[Dataset entries]
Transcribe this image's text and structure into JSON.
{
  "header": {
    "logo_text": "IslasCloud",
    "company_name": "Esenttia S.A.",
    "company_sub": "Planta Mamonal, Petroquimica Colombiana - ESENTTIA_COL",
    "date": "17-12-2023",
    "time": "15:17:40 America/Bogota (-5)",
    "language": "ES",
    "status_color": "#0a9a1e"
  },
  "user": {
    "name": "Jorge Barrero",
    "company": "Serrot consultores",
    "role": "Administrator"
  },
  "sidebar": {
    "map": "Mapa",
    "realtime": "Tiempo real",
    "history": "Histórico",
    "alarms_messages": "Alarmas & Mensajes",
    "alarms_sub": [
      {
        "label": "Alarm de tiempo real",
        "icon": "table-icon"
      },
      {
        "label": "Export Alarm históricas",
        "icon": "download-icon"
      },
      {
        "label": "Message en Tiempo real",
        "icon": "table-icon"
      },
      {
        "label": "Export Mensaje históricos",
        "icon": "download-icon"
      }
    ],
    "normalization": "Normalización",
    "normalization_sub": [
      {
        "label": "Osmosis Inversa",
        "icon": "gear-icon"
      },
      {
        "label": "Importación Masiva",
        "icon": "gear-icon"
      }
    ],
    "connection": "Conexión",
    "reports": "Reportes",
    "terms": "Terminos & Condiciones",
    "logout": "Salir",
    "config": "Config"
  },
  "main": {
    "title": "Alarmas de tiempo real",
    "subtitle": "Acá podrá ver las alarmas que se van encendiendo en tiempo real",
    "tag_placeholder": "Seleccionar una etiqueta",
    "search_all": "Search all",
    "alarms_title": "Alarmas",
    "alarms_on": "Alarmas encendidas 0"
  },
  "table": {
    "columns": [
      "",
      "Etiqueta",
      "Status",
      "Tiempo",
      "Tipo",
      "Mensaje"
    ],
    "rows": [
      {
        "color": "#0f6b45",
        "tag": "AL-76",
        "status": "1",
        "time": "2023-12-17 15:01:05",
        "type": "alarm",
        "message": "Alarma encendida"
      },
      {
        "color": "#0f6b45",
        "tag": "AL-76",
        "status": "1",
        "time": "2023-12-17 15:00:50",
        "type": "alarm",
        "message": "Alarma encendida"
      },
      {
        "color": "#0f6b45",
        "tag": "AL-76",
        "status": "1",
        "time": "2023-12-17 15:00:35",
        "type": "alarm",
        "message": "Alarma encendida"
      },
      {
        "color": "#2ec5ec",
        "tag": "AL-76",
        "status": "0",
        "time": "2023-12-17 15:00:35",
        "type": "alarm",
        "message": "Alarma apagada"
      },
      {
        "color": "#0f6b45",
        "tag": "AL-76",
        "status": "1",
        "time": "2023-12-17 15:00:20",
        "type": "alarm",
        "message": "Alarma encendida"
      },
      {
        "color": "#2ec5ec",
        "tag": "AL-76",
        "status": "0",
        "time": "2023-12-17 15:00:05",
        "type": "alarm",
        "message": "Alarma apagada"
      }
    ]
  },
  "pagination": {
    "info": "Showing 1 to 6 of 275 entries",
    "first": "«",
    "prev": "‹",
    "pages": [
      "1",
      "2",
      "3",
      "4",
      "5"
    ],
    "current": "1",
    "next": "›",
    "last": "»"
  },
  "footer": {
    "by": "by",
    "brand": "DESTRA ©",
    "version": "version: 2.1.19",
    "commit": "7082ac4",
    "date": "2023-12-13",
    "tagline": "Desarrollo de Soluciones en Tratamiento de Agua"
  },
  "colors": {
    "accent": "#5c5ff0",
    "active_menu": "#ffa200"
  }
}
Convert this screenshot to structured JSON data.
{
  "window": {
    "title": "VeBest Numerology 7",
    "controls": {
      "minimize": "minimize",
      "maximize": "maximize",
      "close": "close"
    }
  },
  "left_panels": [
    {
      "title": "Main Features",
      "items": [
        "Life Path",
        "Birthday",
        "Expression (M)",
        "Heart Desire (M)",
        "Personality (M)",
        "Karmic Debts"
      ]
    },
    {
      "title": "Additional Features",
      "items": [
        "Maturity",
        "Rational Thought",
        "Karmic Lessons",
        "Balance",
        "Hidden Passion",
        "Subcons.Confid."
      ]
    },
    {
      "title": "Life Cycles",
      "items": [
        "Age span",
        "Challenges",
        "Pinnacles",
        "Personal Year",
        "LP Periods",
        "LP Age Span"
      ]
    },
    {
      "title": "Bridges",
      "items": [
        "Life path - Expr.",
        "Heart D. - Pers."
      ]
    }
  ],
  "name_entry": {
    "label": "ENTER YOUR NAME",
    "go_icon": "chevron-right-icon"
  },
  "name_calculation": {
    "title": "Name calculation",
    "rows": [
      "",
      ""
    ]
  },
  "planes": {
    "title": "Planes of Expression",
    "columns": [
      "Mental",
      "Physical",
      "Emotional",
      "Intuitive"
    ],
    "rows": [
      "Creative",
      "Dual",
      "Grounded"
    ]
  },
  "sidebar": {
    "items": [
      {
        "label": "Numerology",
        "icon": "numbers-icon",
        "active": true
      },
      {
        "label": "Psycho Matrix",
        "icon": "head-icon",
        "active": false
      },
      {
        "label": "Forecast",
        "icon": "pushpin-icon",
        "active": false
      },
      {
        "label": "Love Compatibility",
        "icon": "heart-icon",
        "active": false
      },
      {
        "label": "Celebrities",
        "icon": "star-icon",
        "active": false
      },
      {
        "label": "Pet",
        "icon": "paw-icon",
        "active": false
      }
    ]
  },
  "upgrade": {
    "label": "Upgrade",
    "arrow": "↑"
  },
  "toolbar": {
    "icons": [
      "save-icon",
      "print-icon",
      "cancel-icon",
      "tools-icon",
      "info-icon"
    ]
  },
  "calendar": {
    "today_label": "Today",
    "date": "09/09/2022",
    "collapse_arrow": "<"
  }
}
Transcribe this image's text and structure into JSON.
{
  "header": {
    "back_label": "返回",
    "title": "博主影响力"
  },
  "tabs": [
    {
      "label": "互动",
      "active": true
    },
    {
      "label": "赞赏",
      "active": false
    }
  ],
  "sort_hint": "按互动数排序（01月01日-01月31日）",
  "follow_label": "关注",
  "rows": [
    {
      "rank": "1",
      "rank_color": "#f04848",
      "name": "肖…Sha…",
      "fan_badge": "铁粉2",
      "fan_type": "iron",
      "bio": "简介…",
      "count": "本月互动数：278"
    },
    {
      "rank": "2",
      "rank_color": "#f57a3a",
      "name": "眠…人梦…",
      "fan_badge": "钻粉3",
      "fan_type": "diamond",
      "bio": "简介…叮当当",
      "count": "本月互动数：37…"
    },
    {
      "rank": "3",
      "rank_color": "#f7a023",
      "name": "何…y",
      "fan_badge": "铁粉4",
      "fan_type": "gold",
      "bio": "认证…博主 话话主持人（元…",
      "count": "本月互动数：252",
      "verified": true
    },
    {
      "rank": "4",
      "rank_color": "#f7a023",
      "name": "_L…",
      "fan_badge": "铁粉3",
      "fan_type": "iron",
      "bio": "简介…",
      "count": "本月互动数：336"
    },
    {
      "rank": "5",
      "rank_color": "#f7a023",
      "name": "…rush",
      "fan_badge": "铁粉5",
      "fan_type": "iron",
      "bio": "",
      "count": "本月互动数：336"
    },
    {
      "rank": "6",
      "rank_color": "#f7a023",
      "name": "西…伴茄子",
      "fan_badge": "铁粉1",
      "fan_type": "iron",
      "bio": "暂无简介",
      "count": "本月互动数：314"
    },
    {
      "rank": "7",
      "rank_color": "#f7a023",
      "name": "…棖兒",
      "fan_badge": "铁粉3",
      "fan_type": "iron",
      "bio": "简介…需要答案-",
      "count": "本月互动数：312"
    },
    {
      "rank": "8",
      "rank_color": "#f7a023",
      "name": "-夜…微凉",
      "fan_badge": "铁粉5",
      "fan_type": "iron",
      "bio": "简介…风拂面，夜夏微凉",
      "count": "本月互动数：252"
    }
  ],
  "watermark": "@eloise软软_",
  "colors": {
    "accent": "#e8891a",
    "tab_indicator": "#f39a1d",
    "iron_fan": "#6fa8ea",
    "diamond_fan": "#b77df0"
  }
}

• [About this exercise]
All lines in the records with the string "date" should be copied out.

• [Output for this exercise]
    "date": "17-12-2023",
    "date": "2023-12-13",
    "date": "09/09/2022",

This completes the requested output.